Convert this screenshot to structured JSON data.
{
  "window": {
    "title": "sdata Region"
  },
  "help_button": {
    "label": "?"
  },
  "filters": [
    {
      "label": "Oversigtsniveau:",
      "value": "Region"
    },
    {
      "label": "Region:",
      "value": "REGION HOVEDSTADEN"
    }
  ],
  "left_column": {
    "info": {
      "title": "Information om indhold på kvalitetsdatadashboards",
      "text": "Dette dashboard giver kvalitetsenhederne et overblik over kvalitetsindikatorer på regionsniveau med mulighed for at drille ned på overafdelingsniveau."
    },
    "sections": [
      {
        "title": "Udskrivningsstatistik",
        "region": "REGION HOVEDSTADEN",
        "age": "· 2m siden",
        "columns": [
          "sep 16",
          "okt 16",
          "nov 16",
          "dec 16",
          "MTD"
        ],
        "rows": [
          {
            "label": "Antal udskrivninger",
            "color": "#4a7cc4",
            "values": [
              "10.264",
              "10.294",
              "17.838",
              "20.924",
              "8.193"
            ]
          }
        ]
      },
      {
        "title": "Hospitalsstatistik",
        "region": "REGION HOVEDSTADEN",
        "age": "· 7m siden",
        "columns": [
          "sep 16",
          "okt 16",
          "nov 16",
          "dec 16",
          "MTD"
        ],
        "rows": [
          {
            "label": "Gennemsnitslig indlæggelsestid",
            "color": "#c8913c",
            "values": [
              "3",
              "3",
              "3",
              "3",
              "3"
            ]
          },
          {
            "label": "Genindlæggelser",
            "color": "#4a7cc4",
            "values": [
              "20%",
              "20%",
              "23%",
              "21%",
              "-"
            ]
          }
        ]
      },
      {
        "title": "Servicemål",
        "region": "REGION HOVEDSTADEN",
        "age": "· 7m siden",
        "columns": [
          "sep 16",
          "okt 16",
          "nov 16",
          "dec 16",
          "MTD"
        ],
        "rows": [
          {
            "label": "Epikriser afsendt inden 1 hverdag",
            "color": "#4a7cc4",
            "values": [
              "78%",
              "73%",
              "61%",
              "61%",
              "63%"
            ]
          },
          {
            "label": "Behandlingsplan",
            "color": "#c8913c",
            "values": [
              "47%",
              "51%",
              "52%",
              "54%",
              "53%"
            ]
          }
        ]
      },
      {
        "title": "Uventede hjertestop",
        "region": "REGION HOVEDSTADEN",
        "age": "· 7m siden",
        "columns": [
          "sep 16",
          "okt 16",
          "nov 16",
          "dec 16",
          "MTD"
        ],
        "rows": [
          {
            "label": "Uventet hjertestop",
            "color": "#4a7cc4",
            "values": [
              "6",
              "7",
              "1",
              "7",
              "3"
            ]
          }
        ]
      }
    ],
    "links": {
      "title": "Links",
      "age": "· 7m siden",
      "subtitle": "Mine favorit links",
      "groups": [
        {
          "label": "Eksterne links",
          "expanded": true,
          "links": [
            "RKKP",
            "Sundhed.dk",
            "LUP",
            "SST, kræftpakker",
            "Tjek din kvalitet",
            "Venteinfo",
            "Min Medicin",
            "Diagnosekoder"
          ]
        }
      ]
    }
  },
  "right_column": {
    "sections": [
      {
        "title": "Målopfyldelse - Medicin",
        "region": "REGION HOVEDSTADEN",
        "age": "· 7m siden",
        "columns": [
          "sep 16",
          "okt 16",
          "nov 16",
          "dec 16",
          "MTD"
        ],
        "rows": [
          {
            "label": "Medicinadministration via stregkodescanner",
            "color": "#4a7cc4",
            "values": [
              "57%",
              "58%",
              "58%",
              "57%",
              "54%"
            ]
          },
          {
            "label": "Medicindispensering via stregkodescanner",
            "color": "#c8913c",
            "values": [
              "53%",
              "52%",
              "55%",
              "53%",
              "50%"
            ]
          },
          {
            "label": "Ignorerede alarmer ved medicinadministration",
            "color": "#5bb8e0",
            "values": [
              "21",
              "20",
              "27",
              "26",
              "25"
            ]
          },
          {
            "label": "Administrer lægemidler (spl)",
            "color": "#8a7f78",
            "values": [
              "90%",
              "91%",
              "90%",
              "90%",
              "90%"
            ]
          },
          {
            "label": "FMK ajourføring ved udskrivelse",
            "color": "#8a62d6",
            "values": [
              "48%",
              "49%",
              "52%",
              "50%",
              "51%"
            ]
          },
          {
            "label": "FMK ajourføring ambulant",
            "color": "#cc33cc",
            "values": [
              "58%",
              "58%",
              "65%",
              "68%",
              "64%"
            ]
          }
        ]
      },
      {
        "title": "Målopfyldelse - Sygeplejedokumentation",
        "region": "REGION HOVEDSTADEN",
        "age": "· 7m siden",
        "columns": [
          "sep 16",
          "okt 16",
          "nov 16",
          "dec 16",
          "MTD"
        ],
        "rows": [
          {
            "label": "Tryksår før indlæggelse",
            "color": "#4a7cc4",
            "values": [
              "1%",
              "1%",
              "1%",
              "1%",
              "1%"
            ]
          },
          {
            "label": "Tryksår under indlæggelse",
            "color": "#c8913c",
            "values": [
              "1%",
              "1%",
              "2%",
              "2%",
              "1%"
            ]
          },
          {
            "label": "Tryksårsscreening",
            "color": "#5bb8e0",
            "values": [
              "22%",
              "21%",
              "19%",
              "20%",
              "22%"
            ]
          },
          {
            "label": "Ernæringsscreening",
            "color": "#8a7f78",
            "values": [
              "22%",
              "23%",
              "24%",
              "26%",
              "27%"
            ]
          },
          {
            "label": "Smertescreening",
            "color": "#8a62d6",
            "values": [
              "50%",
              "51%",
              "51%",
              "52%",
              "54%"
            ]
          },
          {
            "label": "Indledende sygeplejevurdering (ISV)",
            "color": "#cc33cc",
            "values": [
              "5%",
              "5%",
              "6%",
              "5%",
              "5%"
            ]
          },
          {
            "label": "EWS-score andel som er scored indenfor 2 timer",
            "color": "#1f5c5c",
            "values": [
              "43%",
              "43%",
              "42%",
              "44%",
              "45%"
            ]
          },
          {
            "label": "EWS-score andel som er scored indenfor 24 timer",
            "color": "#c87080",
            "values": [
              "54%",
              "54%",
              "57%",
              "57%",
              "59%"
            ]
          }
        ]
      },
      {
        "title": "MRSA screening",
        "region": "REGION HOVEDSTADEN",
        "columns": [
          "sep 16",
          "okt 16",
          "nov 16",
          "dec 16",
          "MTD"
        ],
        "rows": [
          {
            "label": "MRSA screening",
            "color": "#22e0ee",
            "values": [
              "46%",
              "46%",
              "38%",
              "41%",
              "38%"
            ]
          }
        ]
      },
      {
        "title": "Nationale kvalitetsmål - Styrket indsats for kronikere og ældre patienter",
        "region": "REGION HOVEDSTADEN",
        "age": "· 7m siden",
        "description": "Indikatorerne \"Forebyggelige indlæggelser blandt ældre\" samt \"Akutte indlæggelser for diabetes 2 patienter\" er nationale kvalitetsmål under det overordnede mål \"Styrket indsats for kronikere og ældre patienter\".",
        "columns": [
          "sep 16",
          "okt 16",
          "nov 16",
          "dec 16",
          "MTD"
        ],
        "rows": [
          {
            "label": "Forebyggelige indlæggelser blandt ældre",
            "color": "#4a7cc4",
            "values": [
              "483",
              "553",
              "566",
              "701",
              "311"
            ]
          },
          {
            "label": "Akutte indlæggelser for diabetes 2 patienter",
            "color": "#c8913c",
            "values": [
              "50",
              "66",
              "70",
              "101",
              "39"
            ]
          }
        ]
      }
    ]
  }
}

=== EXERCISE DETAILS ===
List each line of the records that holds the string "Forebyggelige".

=== OUTPUT FOR THIS EXERCISE ===
        "description": "Indikatorerne \"Forebyggelige indlæggelser blandt ældre\" samt \"Akutte indlæggelser for diabetes 2 patienter\" er nationale kvalitetsmål under det overordnede mål \"Styrket indsats for kronikere og ældre patienter\".",
            "label": "Forebyggelige indlæggelser blandt ældre",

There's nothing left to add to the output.